Pink just got home from the hospital with a dozen staples in his back, his back legs immobile, his front paws shaved where the IV lines went in, his beautiful fluffy tail tangled and hanging. Now it’s my turn to be patient with him, to lie quietly next to him on the floor, to change his pads and clean him, to hand feed him his favorite food, chicken.

Pink has been central to my own mental health, and now it’s up to me to be central to his recovery. It’s a role reversal that I relish, and I’m grateful to be able to give him even a fraction of what he’s given me.

Thank you, everyone, for your continued care. When the world turned upside down, having the constancy of Pinkerton was one thing I counted on to keep a sense of stability. I’m just relieved to have him next to me again.

Waiting game

We’re still waiting for our little butterfly to feel better and my heart aches.

But my heart is also full from the kindness we’ve received. Some truly amazing friends set up a GoFundMe page for Pinkerton and I’ve been in tears all night from the good will and love that surrounds us.

Oh that face…

It’s been up and down today, starting with a hopeful report in the morning that Pinkerton was tracking well after surgery yesterday, but this evening we learned he was in a lot of pain and had to up his pain meds. We probably won’t be seeing him until Monday, and it’s so hard to hear that he’s in pain. I hope you bear with me while I focus on him for a few more days before I return to my regular blogging.

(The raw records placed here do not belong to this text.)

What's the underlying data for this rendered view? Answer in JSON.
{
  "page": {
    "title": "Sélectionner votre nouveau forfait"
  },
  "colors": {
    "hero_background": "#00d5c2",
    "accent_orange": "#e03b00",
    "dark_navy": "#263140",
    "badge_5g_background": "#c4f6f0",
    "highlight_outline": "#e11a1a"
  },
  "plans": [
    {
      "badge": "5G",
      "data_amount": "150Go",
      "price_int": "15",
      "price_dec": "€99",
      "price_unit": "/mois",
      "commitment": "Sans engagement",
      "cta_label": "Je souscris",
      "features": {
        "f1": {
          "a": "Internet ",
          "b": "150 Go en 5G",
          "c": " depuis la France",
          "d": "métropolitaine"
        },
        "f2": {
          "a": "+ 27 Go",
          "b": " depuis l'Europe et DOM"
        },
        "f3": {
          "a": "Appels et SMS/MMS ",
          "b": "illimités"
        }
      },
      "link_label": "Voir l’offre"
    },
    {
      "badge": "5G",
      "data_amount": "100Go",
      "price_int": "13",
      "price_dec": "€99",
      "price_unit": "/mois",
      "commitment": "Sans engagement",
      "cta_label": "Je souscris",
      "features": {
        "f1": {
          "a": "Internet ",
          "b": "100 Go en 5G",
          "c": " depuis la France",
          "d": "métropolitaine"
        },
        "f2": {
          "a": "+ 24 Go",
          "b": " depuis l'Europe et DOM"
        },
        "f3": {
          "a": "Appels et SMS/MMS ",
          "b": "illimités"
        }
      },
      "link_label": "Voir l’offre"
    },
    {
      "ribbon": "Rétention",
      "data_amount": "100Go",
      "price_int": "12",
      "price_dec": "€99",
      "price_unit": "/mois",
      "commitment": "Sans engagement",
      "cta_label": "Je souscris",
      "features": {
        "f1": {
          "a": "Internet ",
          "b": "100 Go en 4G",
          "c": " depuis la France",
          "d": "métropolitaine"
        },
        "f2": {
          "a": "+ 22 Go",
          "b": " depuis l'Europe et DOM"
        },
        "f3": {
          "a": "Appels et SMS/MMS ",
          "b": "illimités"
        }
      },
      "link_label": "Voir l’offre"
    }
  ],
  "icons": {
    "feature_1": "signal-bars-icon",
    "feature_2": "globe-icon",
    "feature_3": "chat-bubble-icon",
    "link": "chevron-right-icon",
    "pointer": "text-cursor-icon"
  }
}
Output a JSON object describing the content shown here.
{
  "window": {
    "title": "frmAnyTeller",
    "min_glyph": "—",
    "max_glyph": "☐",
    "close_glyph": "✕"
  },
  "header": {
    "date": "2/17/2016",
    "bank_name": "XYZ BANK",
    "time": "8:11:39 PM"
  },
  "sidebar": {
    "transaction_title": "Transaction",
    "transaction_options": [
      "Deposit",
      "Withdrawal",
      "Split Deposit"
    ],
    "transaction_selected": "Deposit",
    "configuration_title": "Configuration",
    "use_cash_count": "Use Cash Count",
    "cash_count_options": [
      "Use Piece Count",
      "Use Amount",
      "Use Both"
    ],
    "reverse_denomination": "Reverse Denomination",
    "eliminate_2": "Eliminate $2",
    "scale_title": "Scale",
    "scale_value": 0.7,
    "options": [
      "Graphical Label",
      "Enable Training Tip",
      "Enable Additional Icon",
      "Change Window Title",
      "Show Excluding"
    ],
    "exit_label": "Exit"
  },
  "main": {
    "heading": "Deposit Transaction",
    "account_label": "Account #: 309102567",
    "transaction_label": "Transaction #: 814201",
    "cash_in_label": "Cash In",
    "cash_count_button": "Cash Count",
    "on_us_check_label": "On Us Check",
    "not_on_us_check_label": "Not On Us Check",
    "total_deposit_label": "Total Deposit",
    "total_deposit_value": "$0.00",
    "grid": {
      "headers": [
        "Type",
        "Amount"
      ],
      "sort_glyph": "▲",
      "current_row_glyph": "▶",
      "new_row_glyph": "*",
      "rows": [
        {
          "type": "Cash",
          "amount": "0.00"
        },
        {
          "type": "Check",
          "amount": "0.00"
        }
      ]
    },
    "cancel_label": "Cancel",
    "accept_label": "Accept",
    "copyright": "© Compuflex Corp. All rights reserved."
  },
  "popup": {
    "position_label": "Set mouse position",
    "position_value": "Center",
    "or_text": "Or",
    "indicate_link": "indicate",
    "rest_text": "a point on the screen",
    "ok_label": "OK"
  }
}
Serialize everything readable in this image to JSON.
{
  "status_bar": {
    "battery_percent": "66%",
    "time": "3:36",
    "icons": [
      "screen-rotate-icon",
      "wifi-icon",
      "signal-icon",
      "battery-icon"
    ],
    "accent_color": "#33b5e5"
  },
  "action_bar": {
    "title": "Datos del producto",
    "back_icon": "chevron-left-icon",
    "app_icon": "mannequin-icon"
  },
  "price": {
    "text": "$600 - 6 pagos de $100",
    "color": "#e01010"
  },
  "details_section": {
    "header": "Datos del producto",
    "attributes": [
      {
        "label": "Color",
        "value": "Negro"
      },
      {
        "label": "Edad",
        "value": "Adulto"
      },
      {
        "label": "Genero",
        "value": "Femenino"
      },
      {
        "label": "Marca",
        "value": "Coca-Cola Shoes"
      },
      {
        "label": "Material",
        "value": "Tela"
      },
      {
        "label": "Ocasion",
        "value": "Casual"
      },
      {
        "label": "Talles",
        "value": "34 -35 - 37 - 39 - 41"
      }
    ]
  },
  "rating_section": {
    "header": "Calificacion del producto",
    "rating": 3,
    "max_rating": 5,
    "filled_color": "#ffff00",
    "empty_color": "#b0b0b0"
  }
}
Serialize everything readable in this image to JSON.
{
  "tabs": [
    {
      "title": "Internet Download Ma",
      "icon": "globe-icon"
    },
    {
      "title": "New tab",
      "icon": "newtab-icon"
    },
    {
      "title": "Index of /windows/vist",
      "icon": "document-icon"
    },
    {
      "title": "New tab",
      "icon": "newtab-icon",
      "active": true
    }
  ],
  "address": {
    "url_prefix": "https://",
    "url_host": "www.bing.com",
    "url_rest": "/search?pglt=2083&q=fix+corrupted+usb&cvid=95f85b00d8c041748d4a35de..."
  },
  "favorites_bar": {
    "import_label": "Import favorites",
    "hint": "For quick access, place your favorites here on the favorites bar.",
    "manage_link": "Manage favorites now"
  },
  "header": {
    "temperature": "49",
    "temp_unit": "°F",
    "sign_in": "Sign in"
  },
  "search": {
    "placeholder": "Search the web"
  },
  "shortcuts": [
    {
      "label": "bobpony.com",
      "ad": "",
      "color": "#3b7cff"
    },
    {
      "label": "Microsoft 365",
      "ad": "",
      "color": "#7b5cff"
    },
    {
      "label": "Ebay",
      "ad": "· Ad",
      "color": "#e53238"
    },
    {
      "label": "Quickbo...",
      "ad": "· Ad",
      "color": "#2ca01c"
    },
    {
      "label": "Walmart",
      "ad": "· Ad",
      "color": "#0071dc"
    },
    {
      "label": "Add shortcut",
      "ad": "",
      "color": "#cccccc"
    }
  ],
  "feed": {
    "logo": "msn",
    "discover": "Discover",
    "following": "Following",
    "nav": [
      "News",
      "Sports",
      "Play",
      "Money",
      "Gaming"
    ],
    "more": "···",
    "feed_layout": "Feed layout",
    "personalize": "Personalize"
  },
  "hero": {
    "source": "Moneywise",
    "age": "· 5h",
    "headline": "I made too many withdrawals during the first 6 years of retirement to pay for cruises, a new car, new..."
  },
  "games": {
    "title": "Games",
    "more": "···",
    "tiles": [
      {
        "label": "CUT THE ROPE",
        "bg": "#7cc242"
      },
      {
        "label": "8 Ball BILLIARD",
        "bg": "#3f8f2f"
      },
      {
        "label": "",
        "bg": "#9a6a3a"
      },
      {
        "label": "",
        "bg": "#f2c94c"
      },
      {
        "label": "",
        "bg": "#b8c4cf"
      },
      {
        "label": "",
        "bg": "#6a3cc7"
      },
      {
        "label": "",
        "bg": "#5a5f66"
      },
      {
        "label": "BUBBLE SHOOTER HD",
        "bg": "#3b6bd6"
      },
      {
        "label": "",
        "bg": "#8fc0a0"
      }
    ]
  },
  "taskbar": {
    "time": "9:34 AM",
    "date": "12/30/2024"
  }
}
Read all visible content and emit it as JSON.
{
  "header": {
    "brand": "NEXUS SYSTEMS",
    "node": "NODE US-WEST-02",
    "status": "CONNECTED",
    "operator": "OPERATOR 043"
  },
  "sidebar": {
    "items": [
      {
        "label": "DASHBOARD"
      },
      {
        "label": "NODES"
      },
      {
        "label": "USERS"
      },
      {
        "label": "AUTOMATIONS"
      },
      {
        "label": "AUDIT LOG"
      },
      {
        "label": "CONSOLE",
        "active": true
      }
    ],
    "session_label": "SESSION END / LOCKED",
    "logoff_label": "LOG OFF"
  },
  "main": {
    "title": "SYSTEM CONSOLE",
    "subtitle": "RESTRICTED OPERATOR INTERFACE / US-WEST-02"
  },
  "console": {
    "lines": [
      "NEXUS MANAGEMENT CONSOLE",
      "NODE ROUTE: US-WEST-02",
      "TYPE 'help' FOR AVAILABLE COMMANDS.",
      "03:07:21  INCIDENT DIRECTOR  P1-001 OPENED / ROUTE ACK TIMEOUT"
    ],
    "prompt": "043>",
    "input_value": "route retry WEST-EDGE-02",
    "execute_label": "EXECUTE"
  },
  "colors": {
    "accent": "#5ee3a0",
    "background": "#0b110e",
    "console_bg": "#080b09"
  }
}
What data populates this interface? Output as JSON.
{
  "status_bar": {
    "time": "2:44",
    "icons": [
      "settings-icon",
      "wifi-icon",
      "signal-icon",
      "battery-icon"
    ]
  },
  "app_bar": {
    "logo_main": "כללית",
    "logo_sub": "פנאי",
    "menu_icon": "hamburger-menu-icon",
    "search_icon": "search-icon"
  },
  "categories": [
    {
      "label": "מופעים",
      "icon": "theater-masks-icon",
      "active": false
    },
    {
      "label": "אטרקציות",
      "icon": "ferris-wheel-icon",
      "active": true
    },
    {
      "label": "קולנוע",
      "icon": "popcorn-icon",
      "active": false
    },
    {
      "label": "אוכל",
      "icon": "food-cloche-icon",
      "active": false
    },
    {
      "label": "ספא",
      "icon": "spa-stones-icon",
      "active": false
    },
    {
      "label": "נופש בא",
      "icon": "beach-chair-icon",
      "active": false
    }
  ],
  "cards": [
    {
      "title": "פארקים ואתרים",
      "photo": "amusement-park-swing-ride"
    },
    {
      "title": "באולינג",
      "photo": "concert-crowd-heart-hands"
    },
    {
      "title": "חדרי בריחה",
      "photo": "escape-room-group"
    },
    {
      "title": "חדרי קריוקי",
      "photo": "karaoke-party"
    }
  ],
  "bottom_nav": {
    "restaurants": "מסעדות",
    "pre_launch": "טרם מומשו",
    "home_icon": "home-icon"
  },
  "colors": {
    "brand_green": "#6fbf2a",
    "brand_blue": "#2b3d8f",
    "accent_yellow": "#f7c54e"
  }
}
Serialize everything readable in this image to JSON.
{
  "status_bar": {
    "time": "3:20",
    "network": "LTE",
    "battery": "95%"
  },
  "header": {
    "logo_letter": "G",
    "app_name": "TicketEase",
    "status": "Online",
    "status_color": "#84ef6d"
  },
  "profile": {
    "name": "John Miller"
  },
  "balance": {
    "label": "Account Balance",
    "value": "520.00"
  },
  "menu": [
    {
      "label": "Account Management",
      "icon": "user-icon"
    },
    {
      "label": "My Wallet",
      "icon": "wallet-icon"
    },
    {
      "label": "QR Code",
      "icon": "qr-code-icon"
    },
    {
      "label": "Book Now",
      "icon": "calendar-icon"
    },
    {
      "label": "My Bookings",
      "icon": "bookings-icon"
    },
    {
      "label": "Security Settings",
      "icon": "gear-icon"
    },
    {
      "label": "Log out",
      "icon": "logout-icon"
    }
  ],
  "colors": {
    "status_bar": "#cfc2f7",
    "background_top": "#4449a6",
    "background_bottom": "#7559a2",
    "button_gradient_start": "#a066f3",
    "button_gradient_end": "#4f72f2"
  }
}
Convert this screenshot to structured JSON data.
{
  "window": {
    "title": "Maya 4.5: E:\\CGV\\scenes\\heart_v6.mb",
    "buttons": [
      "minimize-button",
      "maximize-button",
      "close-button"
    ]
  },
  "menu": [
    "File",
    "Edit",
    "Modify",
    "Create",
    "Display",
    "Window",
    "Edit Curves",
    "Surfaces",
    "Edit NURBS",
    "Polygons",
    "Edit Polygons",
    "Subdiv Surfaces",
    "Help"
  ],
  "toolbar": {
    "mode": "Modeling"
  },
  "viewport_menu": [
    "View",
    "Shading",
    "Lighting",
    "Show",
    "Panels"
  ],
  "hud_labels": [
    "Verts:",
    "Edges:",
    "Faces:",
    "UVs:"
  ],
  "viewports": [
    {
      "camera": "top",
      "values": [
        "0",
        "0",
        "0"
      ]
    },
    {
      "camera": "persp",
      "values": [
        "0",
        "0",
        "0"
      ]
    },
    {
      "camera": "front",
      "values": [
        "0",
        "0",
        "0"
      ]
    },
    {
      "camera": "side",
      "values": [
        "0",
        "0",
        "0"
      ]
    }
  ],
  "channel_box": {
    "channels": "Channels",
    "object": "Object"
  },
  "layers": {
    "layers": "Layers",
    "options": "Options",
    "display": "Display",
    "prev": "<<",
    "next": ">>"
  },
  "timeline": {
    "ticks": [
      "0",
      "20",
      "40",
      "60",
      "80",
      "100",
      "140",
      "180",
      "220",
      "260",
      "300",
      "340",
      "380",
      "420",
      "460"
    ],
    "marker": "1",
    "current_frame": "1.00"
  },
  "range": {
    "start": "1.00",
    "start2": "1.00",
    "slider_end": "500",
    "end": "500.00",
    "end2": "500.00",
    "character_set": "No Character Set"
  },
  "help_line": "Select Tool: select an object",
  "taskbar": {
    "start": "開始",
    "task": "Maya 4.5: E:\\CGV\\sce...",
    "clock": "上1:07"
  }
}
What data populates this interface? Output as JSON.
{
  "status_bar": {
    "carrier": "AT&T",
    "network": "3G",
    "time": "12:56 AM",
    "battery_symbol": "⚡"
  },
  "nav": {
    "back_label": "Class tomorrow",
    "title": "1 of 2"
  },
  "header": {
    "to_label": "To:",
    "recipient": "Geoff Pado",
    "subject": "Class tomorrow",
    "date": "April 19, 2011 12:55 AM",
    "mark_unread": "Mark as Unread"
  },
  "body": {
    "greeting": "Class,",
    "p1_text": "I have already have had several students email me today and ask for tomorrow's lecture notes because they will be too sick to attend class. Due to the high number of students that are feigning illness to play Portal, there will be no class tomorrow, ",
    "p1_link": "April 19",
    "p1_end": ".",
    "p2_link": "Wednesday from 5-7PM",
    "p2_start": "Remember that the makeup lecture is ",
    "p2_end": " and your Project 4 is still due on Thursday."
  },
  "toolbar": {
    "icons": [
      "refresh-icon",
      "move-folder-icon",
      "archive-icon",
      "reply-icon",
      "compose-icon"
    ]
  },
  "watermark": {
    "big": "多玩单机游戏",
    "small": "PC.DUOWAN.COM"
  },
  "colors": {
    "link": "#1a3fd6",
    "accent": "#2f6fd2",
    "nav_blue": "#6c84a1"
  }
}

Life has been humbling. And the unwavering support of friends near and far has been humbling. If the pandemic hadn’t made me reexamine my life and priorities, this will.